MATERIAL FOR THIS TASK:
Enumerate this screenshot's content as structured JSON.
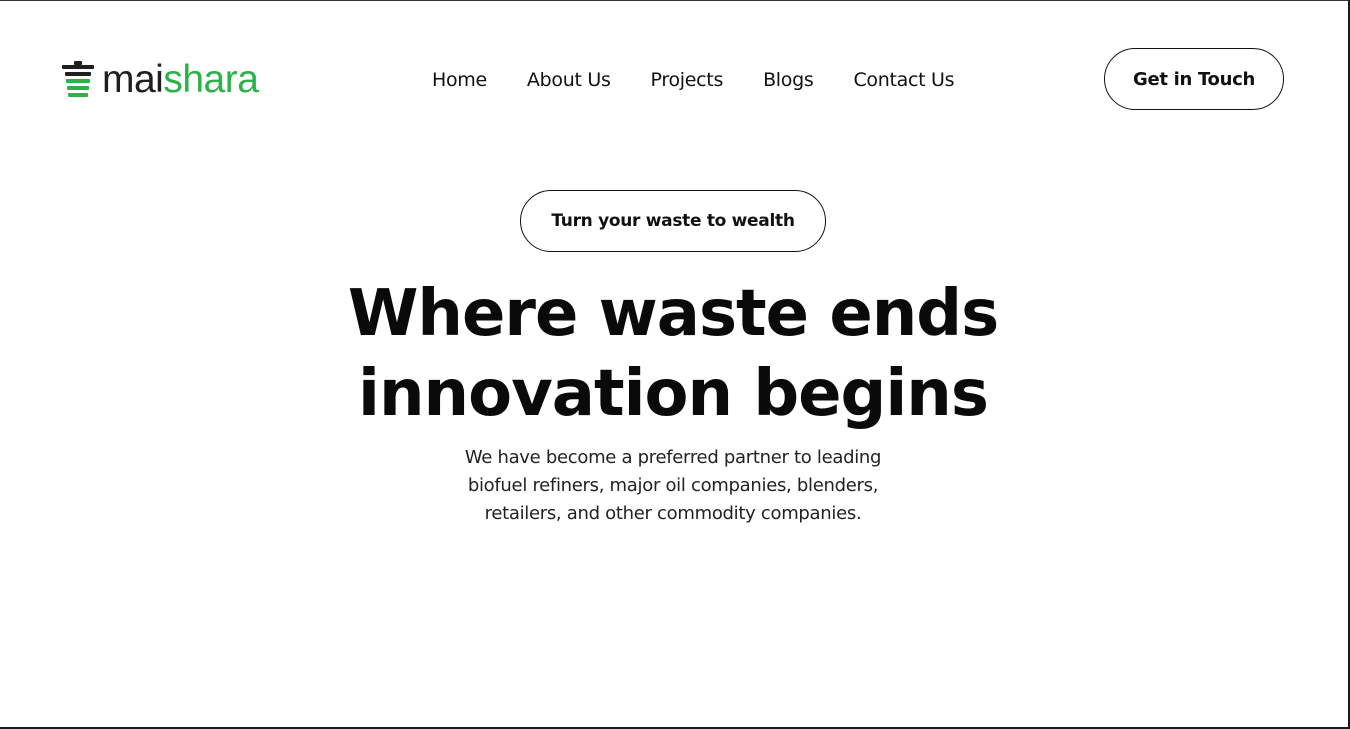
{
  "brand": {
    "name_part1": "mai",
    "name_part2": "shara",
    "accent_color": "#2db24a",
    "dark_color": "#1f1f1f",
    "icon": "trash-bin-icon"
  },
  "nav": {
    "items": [
      {
        "label": "Home"
      },
      {
        "label": "About Us"
      },
      {
        "label": "Projects"
      },
      {
        "label": "Blogs"
      },
      {
        "label": "Contact Us"
      }
    ]
  },
  "header": {
    "cta_label": "Get in Touch"
  },
  "hero": {
    "tagline": "Turn your waste to wealth",
    "headline_line1": "Where waste ends",
    "headline_line2": "innovation begins",
    "description_lines": [
      "We have become a preferred partner to leading",
      "biofuel refiners, major oil companies, blenders,",
      "retailers, and other commodity companies."
    ]
  }
}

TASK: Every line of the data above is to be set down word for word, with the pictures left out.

EXPECTED OUTPUT:
Enumerate this screenshot's content as structured JSON.
{
  "brand": {
    "name_part1": "mai",
    "name_part2": "shara",
    "accent_color": "#2db24a",
    "dark_color": "#1f1f1f",
    "icon": "trash-bin-icon"
  },
  "nav": {
    "items": [
      {
        "label": "Home"
      },
      {
        "label": "About Us"
      },
      {
        "label": "Projects"
      },
      {
        "label": "Blogs"
      },
      {
        "label": "Contact Us"
      }
    ]
  },
  "header": {
    "cta_label": "Get in Touch"
  },
  "hero": {
    "tagline": "Turn your waste to wealth",
    "headline_line1": "Where waste ends",
    "headline_line2": "innovation begins",
    "description_lines": [
      "We have become a preferred partner to leading",
      "biofuel refiners, major oil companies, blenders,",
      "retailers, and other commodity companies."
    ]
  }
}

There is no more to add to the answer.